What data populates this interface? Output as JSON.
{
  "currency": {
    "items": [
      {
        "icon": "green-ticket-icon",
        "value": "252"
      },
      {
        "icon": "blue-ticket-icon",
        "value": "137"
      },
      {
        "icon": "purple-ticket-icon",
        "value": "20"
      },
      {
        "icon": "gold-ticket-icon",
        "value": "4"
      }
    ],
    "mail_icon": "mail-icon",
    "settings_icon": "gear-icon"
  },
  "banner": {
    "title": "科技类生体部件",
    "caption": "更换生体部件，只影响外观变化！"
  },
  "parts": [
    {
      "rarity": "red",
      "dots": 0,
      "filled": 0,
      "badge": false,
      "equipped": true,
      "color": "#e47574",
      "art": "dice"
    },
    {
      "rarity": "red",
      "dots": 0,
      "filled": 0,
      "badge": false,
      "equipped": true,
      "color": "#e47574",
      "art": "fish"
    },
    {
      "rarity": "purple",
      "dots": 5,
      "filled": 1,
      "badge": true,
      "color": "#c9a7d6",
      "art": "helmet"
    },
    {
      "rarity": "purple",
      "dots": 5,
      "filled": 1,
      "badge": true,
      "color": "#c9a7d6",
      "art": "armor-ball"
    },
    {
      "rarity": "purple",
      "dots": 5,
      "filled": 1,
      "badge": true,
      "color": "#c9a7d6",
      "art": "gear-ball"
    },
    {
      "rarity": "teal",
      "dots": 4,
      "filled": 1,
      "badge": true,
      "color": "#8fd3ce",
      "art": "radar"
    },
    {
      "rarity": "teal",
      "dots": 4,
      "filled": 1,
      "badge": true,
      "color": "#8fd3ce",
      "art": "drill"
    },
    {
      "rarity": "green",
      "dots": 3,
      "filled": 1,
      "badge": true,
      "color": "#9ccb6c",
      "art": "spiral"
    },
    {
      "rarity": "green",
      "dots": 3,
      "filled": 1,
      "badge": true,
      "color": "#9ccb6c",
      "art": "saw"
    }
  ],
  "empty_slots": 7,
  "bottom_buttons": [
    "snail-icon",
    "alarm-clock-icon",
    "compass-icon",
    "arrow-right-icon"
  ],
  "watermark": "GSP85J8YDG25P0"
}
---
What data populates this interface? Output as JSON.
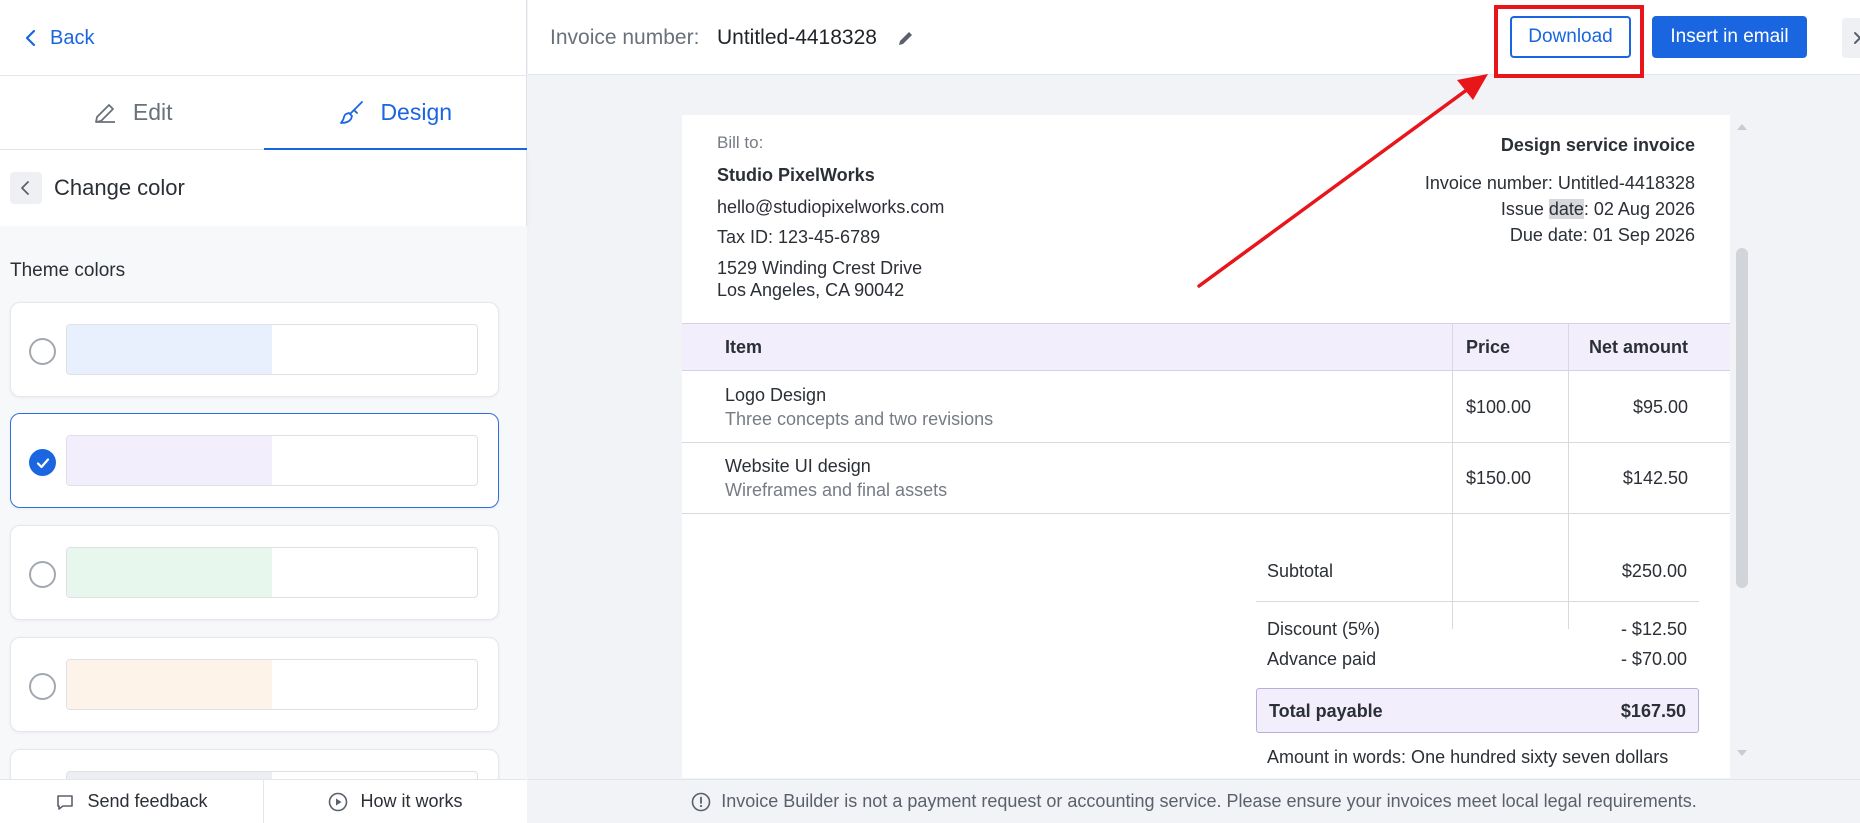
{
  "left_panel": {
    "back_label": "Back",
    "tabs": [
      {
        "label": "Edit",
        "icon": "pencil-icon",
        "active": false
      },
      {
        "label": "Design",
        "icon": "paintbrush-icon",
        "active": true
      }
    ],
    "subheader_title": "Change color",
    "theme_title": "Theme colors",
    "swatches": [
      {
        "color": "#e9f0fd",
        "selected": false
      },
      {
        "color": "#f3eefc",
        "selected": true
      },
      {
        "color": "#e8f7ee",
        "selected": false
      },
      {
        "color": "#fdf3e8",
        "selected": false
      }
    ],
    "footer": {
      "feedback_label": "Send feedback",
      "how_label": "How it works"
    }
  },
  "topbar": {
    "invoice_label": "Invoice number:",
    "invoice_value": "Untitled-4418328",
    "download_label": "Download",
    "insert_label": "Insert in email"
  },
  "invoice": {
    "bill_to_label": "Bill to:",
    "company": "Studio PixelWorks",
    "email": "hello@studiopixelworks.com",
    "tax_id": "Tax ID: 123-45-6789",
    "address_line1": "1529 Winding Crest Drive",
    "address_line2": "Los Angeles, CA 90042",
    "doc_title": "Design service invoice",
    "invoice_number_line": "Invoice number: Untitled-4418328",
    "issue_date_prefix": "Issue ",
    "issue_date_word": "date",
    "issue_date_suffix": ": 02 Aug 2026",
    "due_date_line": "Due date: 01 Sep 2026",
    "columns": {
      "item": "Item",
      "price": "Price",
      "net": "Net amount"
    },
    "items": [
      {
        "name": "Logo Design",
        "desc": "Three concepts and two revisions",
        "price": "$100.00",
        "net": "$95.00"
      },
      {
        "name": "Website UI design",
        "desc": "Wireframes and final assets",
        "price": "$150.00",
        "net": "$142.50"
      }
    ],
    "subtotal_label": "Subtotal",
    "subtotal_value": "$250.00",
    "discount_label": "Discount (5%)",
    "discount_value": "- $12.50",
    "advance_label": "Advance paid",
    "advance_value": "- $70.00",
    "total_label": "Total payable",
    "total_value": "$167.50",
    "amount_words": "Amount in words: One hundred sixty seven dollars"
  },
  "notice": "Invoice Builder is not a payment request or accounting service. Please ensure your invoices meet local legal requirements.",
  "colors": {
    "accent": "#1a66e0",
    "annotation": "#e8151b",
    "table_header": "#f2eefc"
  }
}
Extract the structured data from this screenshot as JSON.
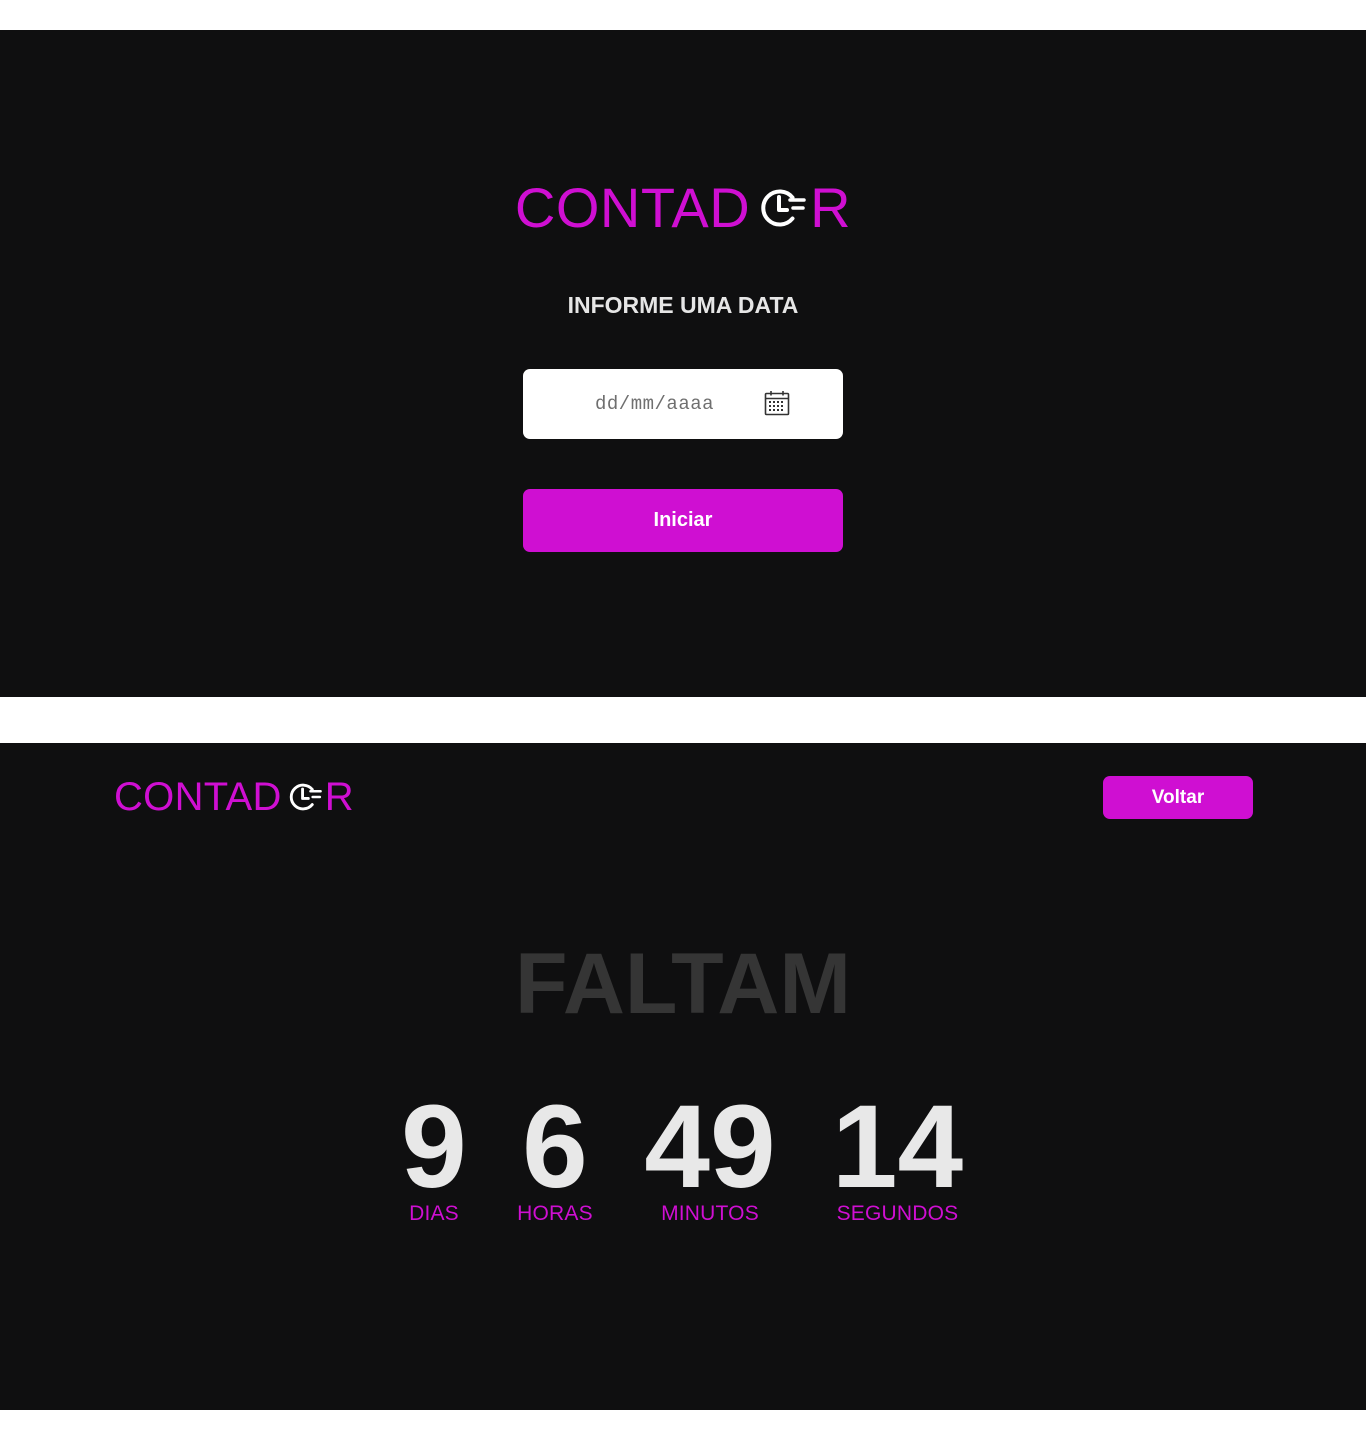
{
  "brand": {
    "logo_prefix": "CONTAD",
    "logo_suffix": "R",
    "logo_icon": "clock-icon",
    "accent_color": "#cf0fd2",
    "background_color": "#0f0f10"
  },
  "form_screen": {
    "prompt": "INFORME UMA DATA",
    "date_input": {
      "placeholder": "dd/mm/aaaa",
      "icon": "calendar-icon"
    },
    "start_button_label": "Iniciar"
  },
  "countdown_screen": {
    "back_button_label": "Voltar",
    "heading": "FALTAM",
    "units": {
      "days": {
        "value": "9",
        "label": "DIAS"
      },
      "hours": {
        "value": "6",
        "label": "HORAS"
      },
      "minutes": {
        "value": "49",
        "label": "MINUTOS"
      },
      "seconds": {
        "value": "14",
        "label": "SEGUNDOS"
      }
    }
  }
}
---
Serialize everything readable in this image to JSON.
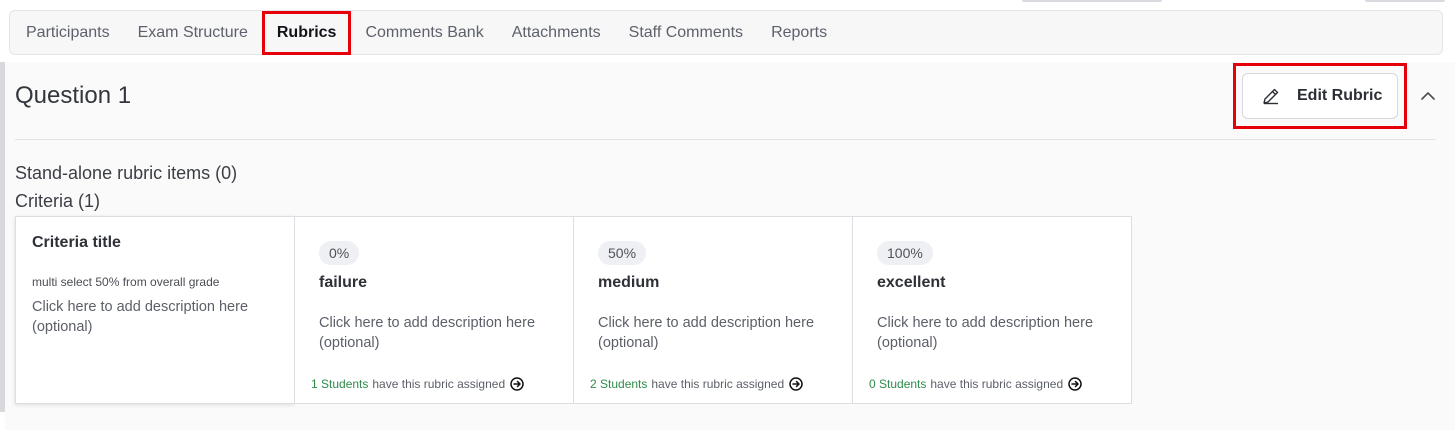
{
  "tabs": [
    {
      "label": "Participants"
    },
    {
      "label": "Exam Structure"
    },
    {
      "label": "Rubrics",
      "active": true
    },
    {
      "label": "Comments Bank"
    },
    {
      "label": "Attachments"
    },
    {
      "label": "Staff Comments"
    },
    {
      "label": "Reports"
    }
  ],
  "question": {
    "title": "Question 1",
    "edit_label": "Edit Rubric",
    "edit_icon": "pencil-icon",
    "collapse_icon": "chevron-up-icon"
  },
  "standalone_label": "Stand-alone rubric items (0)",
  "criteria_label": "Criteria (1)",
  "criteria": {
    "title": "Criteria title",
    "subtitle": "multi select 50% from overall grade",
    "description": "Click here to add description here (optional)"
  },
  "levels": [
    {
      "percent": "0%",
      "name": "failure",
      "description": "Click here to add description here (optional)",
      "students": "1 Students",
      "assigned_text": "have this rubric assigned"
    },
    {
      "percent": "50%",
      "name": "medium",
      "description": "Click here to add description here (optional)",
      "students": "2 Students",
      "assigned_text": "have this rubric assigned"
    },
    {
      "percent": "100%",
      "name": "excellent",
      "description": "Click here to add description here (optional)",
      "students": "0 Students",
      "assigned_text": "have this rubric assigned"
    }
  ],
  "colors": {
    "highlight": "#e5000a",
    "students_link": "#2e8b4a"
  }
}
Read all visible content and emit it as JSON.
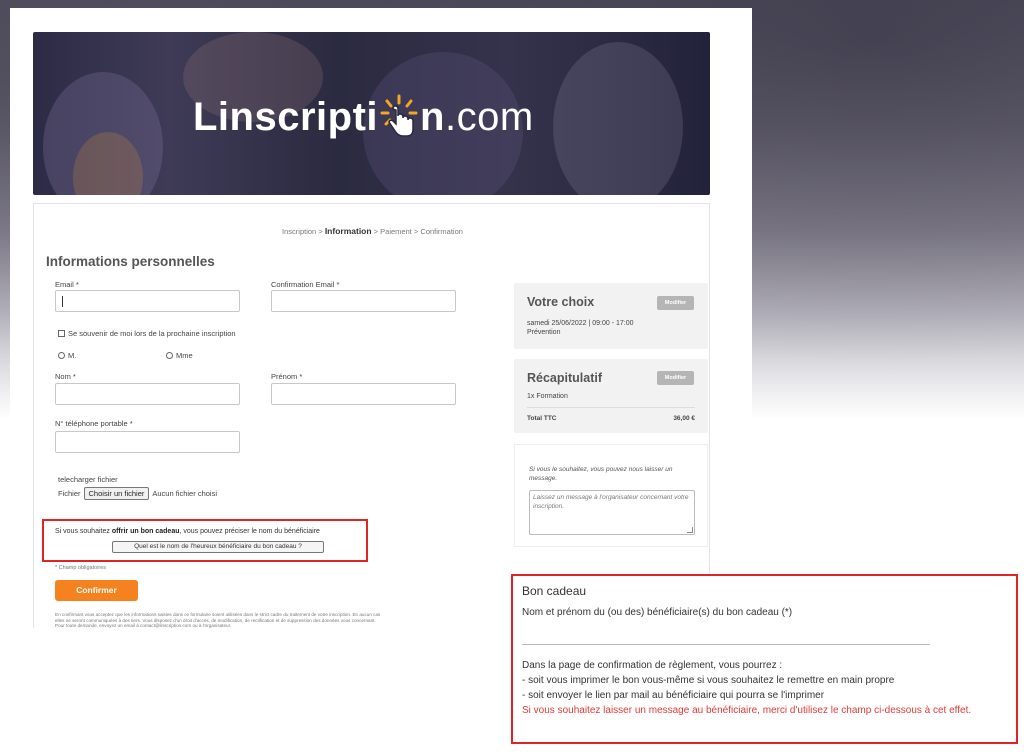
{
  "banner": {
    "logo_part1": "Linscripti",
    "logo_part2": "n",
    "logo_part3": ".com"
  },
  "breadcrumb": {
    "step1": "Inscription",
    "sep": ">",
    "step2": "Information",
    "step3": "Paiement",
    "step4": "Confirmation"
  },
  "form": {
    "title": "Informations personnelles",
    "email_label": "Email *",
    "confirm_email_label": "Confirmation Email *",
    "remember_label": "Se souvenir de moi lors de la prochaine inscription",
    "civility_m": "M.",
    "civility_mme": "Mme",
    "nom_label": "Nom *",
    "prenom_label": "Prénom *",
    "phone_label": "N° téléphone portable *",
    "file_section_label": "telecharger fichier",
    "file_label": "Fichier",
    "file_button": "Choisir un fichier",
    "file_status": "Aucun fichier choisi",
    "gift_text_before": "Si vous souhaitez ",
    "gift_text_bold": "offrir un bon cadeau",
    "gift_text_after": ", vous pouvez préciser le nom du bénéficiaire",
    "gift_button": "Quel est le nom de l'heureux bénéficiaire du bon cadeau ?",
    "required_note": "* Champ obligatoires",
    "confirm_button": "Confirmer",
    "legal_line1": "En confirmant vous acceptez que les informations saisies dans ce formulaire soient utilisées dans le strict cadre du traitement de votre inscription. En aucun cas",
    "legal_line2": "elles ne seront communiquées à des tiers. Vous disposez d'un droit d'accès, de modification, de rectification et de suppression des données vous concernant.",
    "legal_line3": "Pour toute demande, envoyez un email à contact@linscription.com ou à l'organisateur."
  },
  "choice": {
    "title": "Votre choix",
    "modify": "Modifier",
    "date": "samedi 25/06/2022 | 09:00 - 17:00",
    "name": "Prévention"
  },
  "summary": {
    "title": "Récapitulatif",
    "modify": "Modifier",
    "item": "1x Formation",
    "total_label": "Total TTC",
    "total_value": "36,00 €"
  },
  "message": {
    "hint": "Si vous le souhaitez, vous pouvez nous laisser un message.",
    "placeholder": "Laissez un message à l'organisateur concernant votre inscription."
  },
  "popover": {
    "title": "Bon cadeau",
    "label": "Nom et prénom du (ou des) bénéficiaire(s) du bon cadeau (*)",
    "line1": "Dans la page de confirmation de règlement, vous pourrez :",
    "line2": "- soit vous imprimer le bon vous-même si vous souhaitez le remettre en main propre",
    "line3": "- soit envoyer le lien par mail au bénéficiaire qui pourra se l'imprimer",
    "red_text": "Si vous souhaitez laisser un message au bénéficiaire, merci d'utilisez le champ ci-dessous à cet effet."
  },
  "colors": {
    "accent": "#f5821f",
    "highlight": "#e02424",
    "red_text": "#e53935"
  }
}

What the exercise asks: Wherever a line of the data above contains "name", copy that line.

Exercise output:
        "name": "Logo Design",
        "name": "Website UI design",
      "name": "failure",
      "name": "medium",
      "name": "excellent",
    "name": "Prévention"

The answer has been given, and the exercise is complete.